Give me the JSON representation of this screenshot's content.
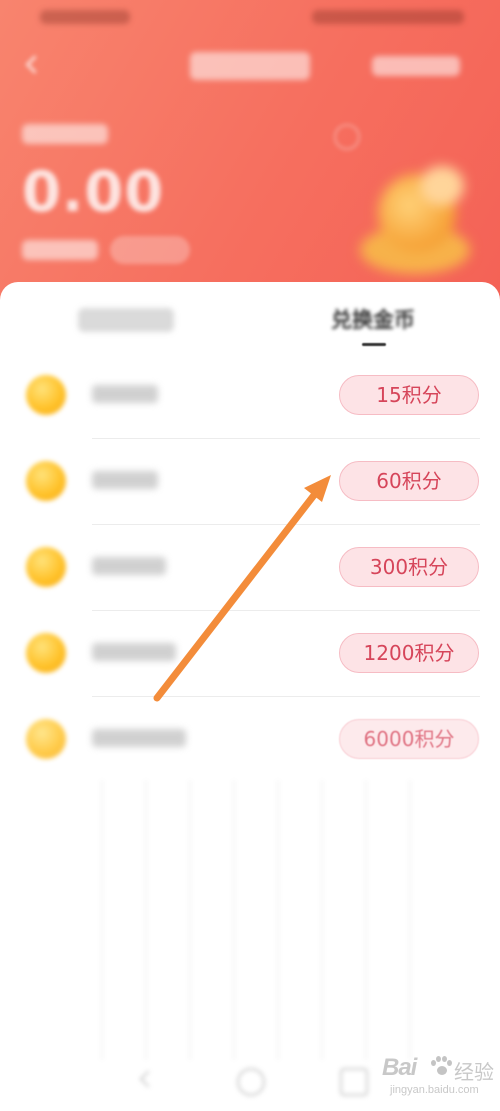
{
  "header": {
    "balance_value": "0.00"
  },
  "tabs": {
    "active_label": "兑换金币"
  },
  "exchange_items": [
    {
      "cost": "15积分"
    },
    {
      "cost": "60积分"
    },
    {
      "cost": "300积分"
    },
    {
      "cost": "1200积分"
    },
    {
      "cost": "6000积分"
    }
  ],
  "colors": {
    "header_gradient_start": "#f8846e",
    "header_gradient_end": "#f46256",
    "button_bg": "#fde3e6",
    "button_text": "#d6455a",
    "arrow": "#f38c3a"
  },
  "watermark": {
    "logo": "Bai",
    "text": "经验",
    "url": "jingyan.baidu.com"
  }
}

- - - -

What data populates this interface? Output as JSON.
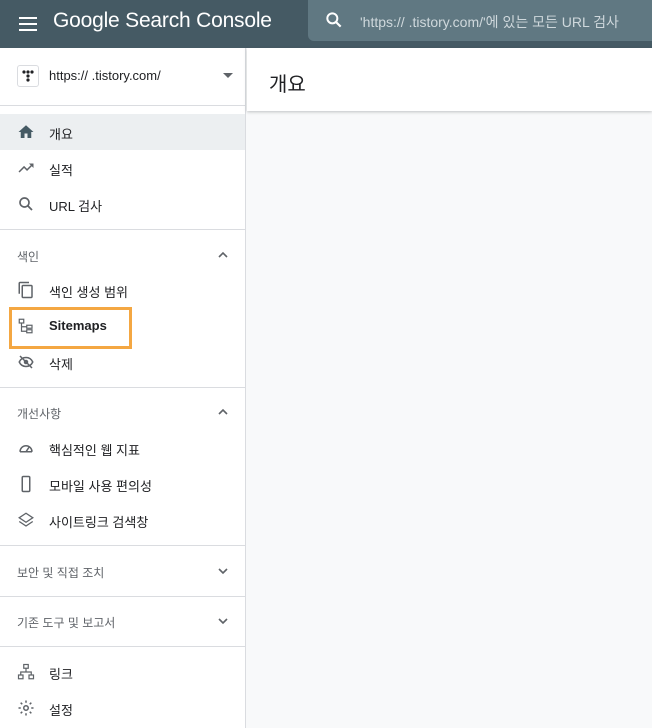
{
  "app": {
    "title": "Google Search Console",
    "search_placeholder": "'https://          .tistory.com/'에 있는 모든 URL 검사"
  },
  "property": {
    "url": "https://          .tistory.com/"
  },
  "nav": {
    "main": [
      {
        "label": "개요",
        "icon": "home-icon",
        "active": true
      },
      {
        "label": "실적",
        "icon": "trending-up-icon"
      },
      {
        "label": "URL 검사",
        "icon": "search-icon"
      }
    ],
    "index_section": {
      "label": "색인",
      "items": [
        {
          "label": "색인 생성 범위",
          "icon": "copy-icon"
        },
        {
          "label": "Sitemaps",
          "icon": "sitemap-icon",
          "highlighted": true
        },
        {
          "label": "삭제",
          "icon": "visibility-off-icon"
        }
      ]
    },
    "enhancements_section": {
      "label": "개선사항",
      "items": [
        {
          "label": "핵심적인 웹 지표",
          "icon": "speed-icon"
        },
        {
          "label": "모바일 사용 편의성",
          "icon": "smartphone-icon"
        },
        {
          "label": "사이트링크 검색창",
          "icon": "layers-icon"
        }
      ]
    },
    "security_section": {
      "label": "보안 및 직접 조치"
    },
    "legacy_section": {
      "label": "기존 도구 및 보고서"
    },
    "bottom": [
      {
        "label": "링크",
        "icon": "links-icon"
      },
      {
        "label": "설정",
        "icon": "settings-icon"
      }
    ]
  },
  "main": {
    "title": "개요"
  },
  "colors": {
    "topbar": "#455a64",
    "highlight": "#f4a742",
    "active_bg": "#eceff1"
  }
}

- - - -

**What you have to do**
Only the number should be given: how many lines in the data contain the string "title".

**Response**
2